-- EXERCISE AIM --
Scan the entries and copy each line where the word "results" is present.

-- Items from a dataset --

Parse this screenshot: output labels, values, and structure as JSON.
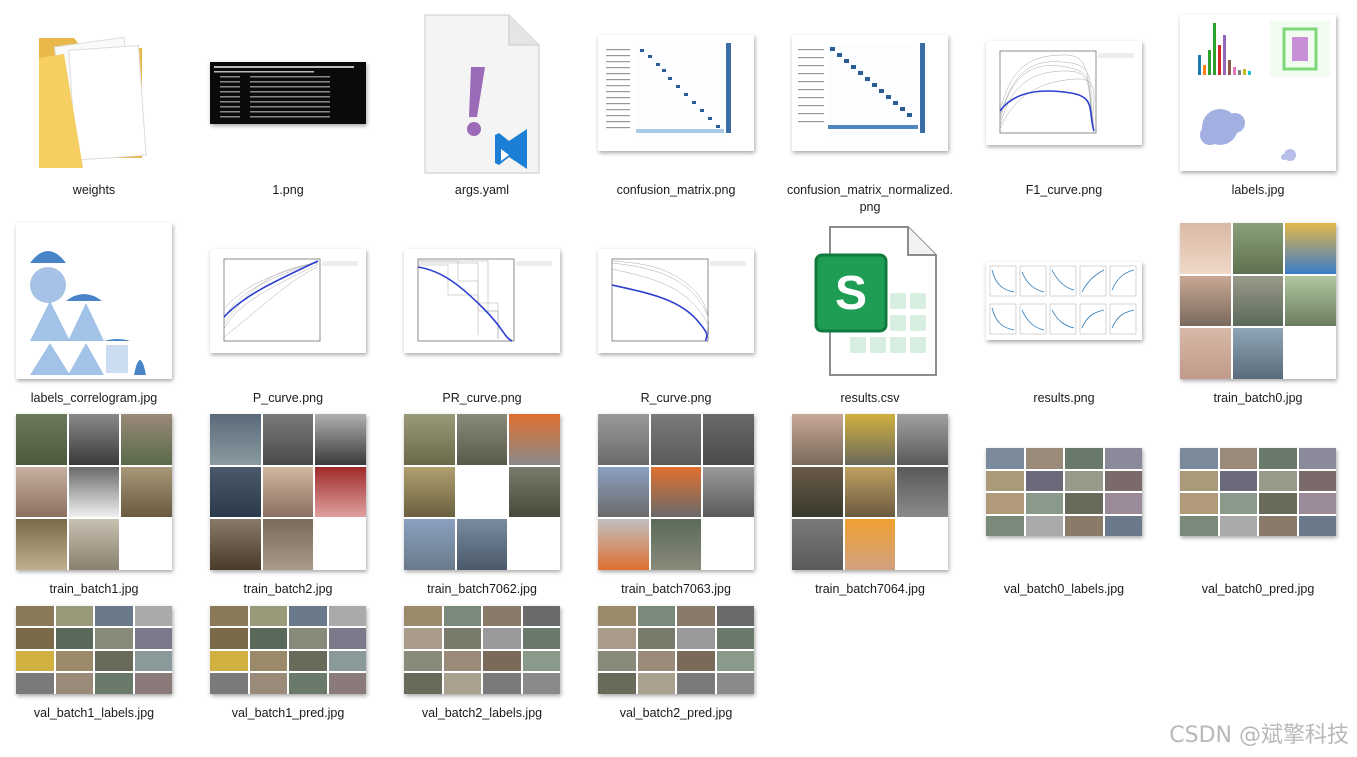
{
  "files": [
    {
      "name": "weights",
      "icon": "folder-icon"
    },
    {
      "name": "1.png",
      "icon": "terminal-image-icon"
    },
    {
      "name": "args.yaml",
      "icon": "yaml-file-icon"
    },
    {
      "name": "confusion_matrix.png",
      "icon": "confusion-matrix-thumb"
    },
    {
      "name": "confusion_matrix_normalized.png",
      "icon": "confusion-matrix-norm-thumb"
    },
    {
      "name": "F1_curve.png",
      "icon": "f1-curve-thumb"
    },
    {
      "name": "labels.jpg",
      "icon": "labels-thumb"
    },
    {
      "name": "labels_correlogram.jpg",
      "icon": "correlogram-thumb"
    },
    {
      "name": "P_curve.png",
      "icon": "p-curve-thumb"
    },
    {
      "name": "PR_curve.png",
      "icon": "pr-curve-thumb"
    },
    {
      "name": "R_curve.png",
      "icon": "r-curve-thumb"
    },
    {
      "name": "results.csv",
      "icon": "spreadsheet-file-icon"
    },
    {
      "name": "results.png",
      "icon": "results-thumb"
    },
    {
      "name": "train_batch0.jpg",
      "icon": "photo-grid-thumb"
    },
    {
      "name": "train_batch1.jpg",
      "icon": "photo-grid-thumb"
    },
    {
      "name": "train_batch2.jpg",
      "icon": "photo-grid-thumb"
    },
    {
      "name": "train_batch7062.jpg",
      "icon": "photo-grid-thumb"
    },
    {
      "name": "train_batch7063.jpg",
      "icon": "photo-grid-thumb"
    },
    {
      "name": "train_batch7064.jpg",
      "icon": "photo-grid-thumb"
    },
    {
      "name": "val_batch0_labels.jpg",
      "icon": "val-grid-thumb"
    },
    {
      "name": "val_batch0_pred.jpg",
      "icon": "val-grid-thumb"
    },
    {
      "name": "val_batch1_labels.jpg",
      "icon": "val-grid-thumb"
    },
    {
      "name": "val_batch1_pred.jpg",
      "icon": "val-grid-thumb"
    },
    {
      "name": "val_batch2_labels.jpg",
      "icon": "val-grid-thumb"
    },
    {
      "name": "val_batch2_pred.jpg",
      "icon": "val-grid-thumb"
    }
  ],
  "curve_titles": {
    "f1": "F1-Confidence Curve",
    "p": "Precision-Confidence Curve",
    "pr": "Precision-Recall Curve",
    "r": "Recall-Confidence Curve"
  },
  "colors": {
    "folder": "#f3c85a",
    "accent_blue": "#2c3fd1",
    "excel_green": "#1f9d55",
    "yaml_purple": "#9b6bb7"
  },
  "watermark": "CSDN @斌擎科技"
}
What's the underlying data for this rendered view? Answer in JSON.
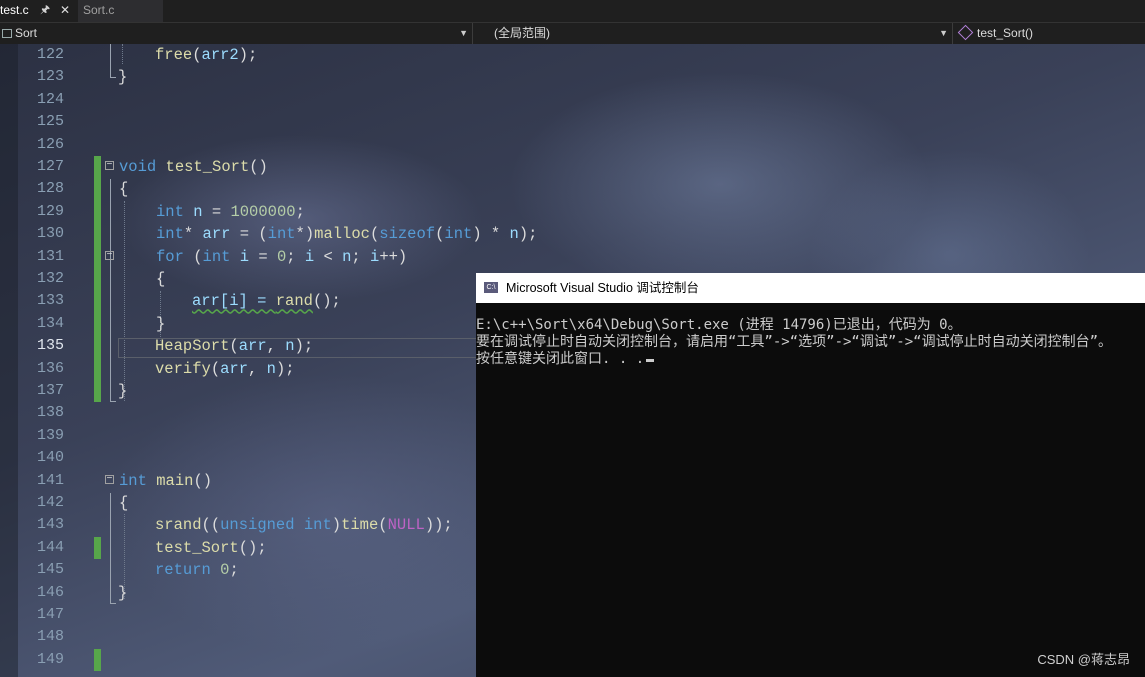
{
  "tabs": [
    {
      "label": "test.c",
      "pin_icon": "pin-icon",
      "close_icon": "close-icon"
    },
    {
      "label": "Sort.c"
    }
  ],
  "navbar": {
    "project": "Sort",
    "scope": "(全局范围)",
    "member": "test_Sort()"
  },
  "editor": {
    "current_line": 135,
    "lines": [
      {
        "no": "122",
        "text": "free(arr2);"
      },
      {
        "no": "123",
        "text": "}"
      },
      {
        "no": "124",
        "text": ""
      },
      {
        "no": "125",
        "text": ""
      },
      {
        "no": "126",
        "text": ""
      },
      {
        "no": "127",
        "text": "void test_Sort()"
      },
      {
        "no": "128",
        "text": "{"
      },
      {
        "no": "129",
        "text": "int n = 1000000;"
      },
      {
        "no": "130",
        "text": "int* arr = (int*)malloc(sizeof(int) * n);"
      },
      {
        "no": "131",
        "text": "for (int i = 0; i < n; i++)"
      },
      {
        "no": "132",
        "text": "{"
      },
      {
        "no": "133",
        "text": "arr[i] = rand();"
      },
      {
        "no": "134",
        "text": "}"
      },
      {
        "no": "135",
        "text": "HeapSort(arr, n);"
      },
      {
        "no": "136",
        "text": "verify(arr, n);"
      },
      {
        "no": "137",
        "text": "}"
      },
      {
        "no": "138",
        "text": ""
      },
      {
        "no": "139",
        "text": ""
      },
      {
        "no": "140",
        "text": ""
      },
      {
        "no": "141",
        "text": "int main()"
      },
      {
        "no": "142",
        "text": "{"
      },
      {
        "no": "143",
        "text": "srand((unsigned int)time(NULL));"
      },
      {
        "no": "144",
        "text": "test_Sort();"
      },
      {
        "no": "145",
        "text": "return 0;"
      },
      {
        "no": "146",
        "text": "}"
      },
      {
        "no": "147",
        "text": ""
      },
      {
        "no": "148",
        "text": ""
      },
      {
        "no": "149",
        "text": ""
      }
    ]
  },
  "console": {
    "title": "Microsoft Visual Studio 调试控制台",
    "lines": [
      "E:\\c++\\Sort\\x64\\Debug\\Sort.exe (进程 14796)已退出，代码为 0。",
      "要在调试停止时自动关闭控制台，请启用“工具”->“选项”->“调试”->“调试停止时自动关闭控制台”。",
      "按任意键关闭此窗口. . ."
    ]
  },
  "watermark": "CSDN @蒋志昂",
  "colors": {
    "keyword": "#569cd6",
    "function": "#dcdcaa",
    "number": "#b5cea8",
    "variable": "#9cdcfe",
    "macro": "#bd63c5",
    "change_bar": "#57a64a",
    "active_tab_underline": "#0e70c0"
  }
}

-- WRITTEN RESPONSE --
      "name": "results.csv",
      "name": "results.png",
      "icon": "results-thumb"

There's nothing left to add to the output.